76:1 The custom is to say Maariv earlier on Friday nights than during the week in order to start Shabbos as early as possible, so long as it’s after plag hamincha (i.e., 1 ¼ “seasonal hours” before sunset or before night – see OC 263:4 and Mishnah Brurah 263:19.). Even those who are normally careful to recite Maariv on weekdays only after the stars appear may say it earlier on Shabbos. Even though Mincha during the week is sometimes said at the same time that one now says Maariv for Shabbos, this does not present a problem when we are presented with the opportunity to extend Shabbos into the weekday. (One davening by himself should preferably wait until the normal time for Maariv – Bi’ur Halacha 267:1, s.v. im hatzibbur.)

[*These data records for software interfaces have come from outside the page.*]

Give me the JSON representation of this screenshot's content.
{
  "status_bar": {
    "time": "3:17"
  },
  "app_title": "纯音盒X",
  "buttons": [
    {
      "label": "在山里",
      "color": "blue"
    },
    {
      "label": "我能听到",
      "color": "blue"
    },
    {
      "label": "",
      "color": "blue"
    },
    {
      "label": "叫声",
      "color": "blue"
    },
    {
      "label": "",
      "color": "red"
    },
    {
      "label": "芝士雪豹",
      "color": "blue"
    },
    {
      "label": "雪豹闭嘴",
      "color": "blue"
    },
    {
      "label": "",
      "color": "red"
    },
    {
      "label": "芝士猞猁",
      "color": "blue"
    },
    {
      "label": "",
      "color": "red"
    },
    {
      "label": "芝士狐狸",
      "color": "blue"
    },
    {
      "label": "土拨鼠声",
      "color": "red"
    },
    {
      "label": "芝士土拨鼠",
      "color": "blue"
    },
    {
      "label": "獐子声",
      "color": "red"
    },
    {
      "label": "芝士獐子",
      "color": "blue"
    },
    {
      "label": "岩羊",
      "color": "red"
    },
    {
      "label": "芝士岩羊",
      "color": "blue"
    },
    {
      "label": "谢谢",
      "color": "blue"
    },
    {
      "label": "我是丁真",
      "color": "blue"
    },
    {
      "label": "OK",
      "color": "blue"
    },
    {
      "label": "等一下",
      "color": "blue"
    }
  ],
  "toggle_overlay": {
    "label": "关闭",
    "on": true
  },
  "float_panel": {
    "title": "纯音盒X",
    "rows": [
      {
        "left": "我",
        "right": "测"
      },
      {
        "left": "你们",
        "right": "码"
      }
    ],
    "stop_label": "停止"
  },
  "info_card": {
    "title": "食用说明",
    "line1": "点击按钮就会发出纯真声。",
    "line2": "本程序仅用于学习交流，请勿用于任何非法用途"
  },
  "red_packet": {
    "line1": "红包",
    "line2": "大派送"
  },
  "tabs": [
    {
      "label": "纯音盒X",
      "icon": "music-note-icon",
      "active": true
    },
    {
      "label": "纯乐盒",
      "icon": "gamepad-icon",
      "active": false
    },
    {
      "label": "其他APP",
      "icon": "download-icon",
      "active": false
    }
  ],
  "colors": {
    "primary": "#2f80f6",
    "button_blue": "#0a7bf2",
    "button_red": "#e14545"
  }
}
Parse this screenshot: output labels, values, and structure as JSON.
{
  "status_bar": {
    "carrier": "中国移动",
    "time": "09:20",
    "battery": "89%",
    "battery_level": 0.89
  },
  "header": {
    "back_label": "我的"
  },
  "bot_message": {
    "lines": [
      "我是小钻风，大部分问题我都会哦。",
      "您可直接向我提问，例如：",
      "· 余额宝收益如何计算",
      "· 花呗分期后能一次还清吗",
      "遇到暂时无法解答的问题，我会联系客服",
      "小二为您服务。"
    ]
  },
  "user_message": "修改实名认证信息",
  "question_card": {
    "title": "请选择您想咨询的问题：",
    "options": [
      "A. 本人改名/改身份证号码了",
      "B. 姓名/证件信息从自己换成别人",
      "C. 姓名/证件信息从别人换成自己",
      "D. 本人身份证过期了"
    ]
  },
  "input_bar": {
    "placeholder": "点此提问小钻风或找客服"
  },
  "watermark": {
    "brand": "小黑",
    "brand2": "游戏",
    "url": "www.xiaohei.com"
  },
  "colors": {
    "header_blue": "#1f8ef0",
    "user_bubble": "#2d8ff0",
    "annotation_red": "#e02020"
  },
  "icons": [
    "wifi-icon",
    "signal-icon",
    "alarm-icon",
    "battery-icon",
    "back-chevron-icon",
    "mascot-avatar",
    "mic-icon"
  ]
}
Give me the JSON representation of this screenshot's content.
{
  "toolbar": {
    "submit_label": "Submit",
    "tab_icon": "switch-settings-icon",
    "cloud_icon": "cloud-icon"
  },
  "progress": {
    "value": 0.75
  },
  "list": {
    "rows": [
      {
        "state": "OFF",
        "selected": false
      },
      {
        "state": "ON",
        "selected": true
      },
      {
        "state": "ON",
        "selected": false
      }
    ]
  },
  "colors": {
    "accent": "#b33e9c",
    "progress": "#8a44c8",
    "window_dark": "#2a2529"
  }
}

76:2 The bracha “Hashkiveinu” (“cause us to lie down”) has a different ending on Shabbos than it does during the week. It does not end with “Shomeir amo Yisroel” (“Who protects His people, Israel”), because this is prayer for protection. This is not necessary on Shabbos, which is itself a form of protection. Instead, we say “U’fros aleinu succas shlomecha” (“spread over us the shelter of Your peace”); we also recite this conclusion on yom tov. If a person accidentally recited the weekday version on Shabbos, if he realized his error immediately after saying the last word of the bracha, he should then say the proper Shabbos conclusion without delay. If he only realized his error after a slight delay, he need not do anything further.